You’re not on the international list any more. Why?
“The 2010 World Cup marked almost eight years of continuous travel and intensive training. In July of 2011, I ran the fitness in Johannesburg and just did not have any gas left in the tank, eventhough I was physically ready, I was mentally drained and so I just walked off the track after five laps of the High Intensity test. In September I went for the retest in Malawi where we ran on a sand track – on lap 2 I felt a sharp pain in the left hamstring. I immediately stopped and when I got home the physio confirmed what I had thought – a torn hamstring. That put me out of the International list for 2012.”

“In 2012, during the same test in Johannesburg for the 2013 International list, the same hamstring injury flared up again. I only started our domestic season in September of 2012 after that injury. As we speak in this interview, I am still weighing up my options of my international future.”

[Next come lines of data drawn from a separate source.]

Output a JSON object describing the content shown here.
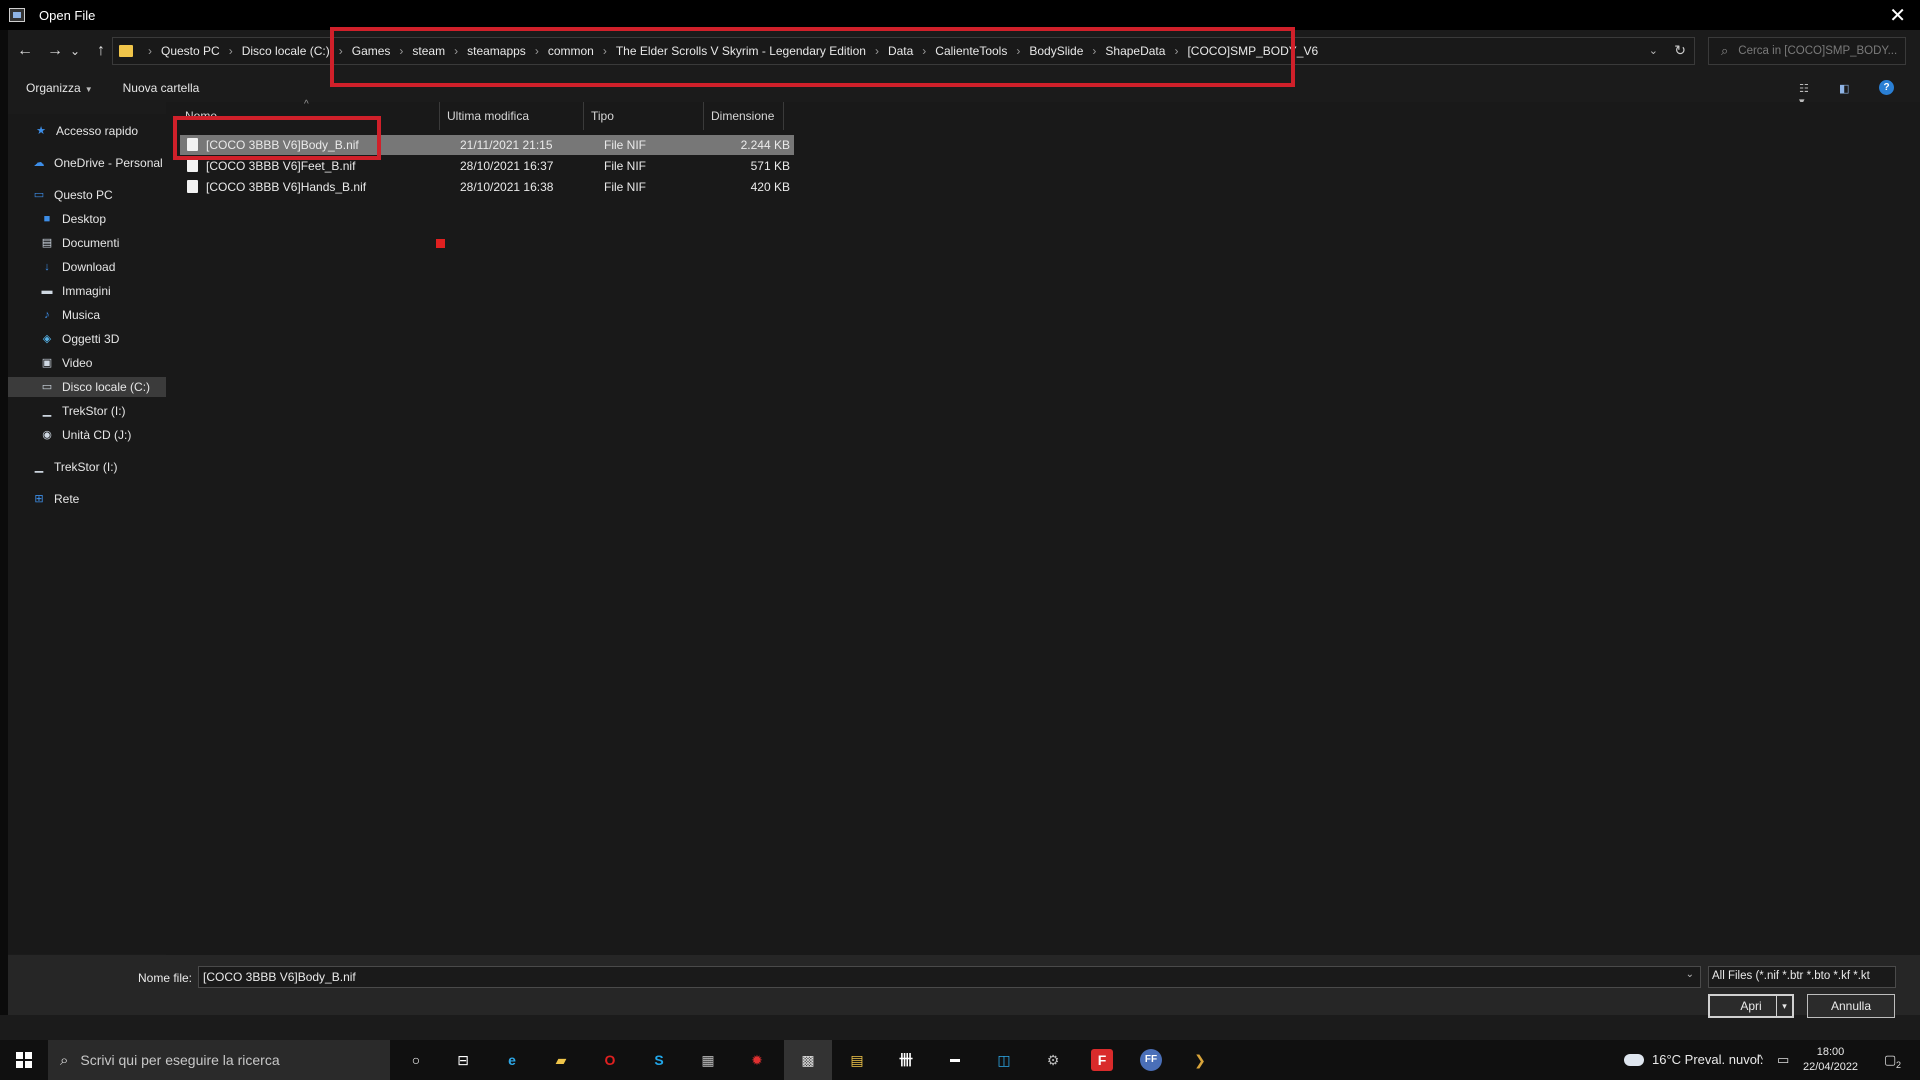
{
  "window": {
    "title": "Open File",
    "close_glyph": "✕"
  },
  "nav_buttons": {
    "back": "←",
    "forward": "→",
    "recent": "⌄",
    "up": "↑"
  },
  "address": {
    "crumbs": [
      "Questo PC",
      "Disco locale (C:)",
      "Games",
      "steam",
      "steamapps",
      "common",
      "The Elder Scrolls V Skyrim - Legendary Edition",
      "Data",
      "CalienteTools",
      "BodySlide",
      "ShapeData",
      "[COCO]SMP_BODY_V6"
    ],
    "separator": "›",
    "dropdown_glyph": "⌄",
    "refresh_glyph": "↻"
  },
  "search": {
    "placeholder": "Cerca in [COCO]SMP_BODY..."
  },
  "toolbar": {
    "organize": "Organizza",
    "new_folder": "Nuova cartella"
  },
  "sidebar": {
    "items": [
      {
        "label": "Accesso rapido",
        "icon": "star-icon"
      },
      {
        "label": "OneDrive - Personal",
        "icon": "cloud-icon"
      },
      {
        "label": "Questo PC",
        "icon": "computer-icon"
      },
      {
        "label": "Desktop",
        "icon": "desktop-icon"
      },
      {
        "label": "Documenti",
        "icon": "documents-icon"
      },
      {
        "label": "Download",
        "icon": "download-icon"
      },
      {
        "label": "Immagini",
        "icon": "images-icon"
      },
      {
        "label": "Musica",
        "icon": "music-icon"
      },
      {
        "label": "Oggetti 3D",
        "icon": "cube-icon"
      },
      {
        "label": "Video",
        "icon": "video-icon"
      },
      {
        "label": "Disco locale (C:)",
        "icon": "drive-icon"
      },
      {
        "label": "TrekStor (I:)",
        "icon": "usb-drive-icon"
      },
      {
        "label": "Unità CD (J:)",
        "icon": "cd-drive-icon"
      },
      {
        "label": "TrekStor (I:)",
        "icon": "usb-drive-icon"
      },
      {
        "label": "Rete",
        "icon": "network-icon"
      }
    ]
  },
  "columns": {
    "name": "Nome",
    "modified": "Ultima modifica",
    "type": "Tipo",
    "size": "Dimensione"
  },
  "files": [
    {
      "name": "[COCO 3BBB V6]Body_B.nif",
      "modified": "21/11/2021 21:15",
      "type": "File NIF",
      "size": "2.244 KB",
      "selected": true
    },
    {
      "name": "[COCO 3BBB V6]Feet_B.nif",
      "modified": "28/10/2021 16:37",
      "type": "File NIF",
      "size": "571 KB",
      "selected": false
    },
    {
      "name": "[COCO 3BBB V6]Hands_B.nif",
      "modified": "28/10/2021 16:38",
      "type": "File NIF",
      "size": "420 KB",
      "selected": false
    }
  ],
  "footer": {
    "filename_label": "Nome file:",
    "filename_value": "[COCO 3BBB V6]Body_B.nif",
    "filetype_value": "All Files (*.nif *.btr *.bto *.kf *.kt",
    "open_label": "Apri",
    "cancel_label": "Annulla"
  },
  "taskbar": {
    "search_placeholder": "Scrivi qui per eseguire la ricerca",
    "weather": "16°C  Preval. nuvol.",
    "time": "18:00",
    "date": "22/04/2022",
    "notification_count": "2"
  },
  "colors": {
    "annotation_red": "#d0202a",
    "selected_row": "#777777",
    "background": "#191919"
  }
}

What are your refereeing goals now you already officiated at a World Cup?
“As I have indicated before, I am still weighing up all my options as I am still actively refereeing in South Africa. I however, do see myself active in serving the Confederation of African Football (CAF) and FIFA at administrative level in the refereeing department – instructor, referee’s inspector, match commissioner.” And with a laugh. “Maybe even Referees Committee level – if they need me.”

How would you describe refereeing in Africa?
“The Elite Referees in Africa are on par with the rest of the world (I experienced that at both World Cups 2006/10), but the World does not see African match officials in that light. That is a shame – this was made very clear when in 2005 I officiated a WC 2006 Qualifier match in Croatia (Croatia v Iceland). I have it on good authority that both teams wanted to know why FIFA appointed African match officials, asking if if European officials were not good enough.”

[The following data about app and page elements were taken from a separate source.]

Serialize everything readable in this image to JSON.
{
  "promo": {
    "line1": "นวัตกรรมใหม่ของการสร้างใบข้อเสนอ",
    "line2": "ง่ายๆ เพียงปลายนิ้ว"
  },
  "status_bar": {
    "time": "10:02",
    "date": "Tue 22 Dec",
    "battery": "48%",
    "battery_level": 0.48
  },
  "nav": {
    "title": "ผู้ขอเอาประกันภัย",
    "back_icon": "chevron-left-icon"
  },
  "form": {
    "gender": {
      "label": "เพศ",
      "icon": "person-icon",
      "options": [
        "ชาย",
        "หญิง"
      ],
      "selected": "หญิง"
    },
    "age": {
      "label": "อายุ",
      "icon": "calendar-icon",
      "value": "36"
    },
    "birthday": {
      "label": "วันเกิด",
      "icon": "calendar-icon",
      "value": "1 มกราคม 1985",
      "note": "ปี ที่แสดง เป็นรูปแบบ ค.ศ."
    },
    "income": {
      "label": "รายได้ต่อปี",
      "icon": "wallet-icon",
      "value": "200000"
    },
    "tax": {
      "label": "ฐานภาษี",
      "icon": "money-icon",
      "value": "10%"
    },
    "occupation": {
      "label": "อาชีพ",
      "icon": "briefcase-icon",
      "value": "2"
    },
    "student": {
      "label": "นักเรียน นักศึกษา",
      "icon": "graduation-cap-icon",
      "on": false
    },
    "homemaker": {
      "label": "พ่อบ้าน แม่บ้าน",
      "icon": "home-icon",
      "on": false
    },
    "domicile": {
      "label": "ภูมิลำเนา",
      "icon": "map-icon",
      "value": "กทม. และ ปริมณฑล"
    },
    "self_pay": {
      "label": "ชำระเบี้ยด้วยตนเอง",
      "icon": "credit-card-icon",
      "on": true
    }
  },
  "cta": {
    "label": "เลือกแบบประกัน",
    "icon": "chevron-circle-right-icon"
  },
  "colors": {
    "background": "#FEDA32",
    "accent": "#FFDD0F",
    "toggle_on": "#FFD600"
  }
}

South African FA logo.

South African FA logo.

And how is refereeing in South Africa compared to refereeing in other continents or maybe even other African countries?

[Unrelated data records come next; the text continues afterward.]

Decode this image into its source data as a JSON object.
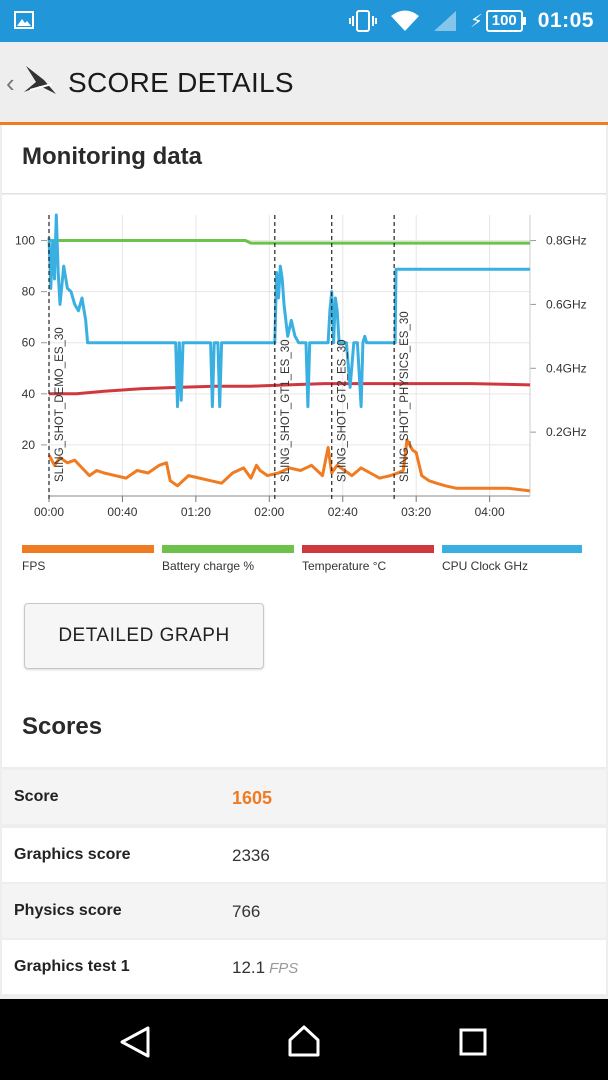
{
  "status_bar": {
    "battery": "100",
    "time": "01:05"
  },
  "action_bar": {
    "title": "SCORE DETAILS"
  },
  "monitoring": {
    "heading": "Monitoring data",
    "detailed_graph_label": "DETAILED GRAPH"
  },
  "chart_data": {
    "type": "line",
    "x_ticks": [
      "00:00",
      "00:40",
      "01:20",
      "02:00",
      "02:40",
      "03:20",
      "04:00"
    ],
    "y_left_ticks": [
      "100",
      "80",
      "60",
      "40",
      "20"
    ],
    "y_right_ticks": [
      "0.8GHz",
      "0.6GHz",
      "0.4GHz",
      "0.2GHz"
    ],
    "ylim_left": [
      0,
      110
    ],
    "ylim_right": [
      0,
      0.88
    ],
    "test_markers": [
      {
        "label": "SLING_SHOT_DEMO_ES_30",
        "x": "00:00"
      },
      {
        "label": "SLING_SHOT_GT1_ES_30",
        "x": "02:03"
      },
      {
        "label": "SLING_SHOT_GT2_ES_30",
        "x": "02:34"
      },
      {
        "label": "SLING_SHOT_PHYSICS_ES_30",
        "x": "03:08"
      }
    ],
    "legend": [
      "FPS",
      "Battery charge %",
      "Temperature °C",
      "CPU Clock GHz"
    ],
    "colors": {
      "fps": "#ef7b22",
      "battery": "#6cc24a",
      "temperature": "#d0383f",
      "cpu": "#3ab0e2"
    },
    "series": [
      {
        "name": "Battery charge %",
        "axis": "left",
        "x": [
          0,
          30,
          60,
          90,
          107,
          110,
          140,
          180,
          210,
          240,
          262
        ],
        "y": [
          100,
          100,
          100,
          100,
          100,
          99,
          99,
          99,
          99,
          99,
          99
        ]
      },
      {
        "name": "Temperature °C",
        "axis": "left",
        "x": [
          0,
          15,
          30,
          50,
          70,
          90,
          110,
          130,
          150,
          170,
          200,
          230,
          262
        ],
        "y": [
          40,
          40,
          41,
          42,
          42.5,
          43,
          43,
          43.5,
          44,
          44,
          44,
          44,
          43.5
        ]
      },
      {
        "name": "FPS",
        "axis": "left",
        "x": [
          0,
          3,
          6,
          10,
          14,
          18,
          22,
          26,
          30,
          36,
          42,
          48,
          54,
          60,
          64,
          66,
          70,
          76,
          82,
          88,
          94,
          100,
          106,
          110,
          113,
          115,
          119,
          125,
          131,
          137,
          143,
          149,
          152,
          154,
          157,
          161,
          165,
          170,
          175,
          180,
          186,
          190,
          193,
          195,
          198,
          200,
          203,
          207,
          211,
          216,
          222,
          230,
          240,
          250,
          262
        ],
        "y": [
          16,
          12,
          15,
          13,
          14,
          11,
          8,
          10,
          9,
          8,
          7,
          10,
          9,
          12,
          13,
          6,
          4,
          8,
          7,
          6,
          5,
          9,
          11,
          7,
          12,
          10,
          8,
          9,
          11,
          10,
          12,
          8,
          19,
          9,
          12,
          10,
          8,
          11,
          9,
          7,
          8,
          9,
          10,
          22,
          18,
          17,
          8,
          6,
          5,
          4,
          3,
          3,
          3,
          3,
          2
        ]
      },
      {
        "name": "CPU Clock GHz",
        "axis": "right",
        "x": [
          0,
          1,
          2,
          3,
          4,
          5,
          6,
          7,
          8,
          10,
          12,
          14,
          16,
          18,
          20,
          21,
          22,
          50,
          69,
          70,
          71,
          72,
          73,
          74,
          75,
          76,
          77,
          78,
          88,
          89,
          90,
          91,
          92,
          93,
          94,
          95,
          110,
          123,
          124,
          125,
          126,
          127,
          128,
          130,
          132,
          134,
          136,
          138,
          140,
          141,
          142,
          143,
          144,
          152,
          153,
          154,
          155,
          156,
          157,
          158,
          160,
          162,
          164,
          166,
          168,
          170,
          171,
          172,
          173,
          174,
          175,
          176,
          177,
          178,
          180,
          185,
          187,
          188,
          188.5,
          189,
          200,
          222,
          223,
          224,
          240,
          262
        ],
        "y": [
          0.81,
          0.65,
          0.8,
          0.68,
          0.88,
          0.7,
          0.6,
          0.66,
          0.72,
          0.65,
          0.64,
          0.6,
          0.58,
          0.62,
          0.55,
          0.48,
          0.48,
          0.48,
          0.48,
          0.28,
          0.48,
          0.3,
          0.48,
          0.48,
          0.48,
          0.48,
          0.48,
          0.48,
          0.48,
          0.28,
          0.48,
          0.48,
          0.48,
          0.28,
          0.48,
          0.48,
          0.48,
          0.48,
          0.7,
          0.62,
          0.72,
          0.68,
          0.6,
          0.5,
          0.55,
          0.5,
          0.48,
          0.48,
          0.48,
          0.28,
          0.48,
          0.48,
          0.48,
          0.48,
          0.58,
          0.64,
          0.48,
          0.62,
          0.58,
          0.48,
          0.48,
          0.48,
          0.34,
          0.48,
          0.48,
          0.28,
          0.48,
          0.5,
          0.48,
          0.48,
          0.48,
          0.48,
          0.48,
          0.48,
          0.48,
          0.48,
          0.48,
          0.48,
          0.48,
          0.71,
          0.71,
          0.71,
          0.71,
          0.71,
          0.71,
          0.71
        ]
      }
    ]
  },
  "scores": {
    "heading": "Scores",
    "rows": [
      {
        "label": "Score",
        "value": "1605",
        "unit": ""
      },
      {
        "label": "Graphics score",
        "value": "2336",
        "unit": ""
      },
      {
        "label": "Physics score",
        "value": "766",
        "unit": ""
      },
      {
        "label": "Graphics test 1",
        "value": "12.1",
        "unit": "FPS"
      }
    ]
  }
}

“As I have mentioned before, I think we can hold our own compared to the best on the field of play, however, we still have a long way to go administratively. The biggest difference between South-Africa and the rest of the World is that in most countries, refereeing is headed towards a professional structure – in SA all of our match officials officiating in our highest league are amateurs; most have day jobs whilst a large majority are unemployed.”

“We are however headed in the right direction – just recently South African Football Association and the PSL, our professional league, came to an agreement that the next step for refeereing is a professional structure.”

“In Africa – maybe like in the rest of the world – referees are the last people National Associations take care of. We are expected to deliver a top class performance week-in-and-week-out, often at our own costs.”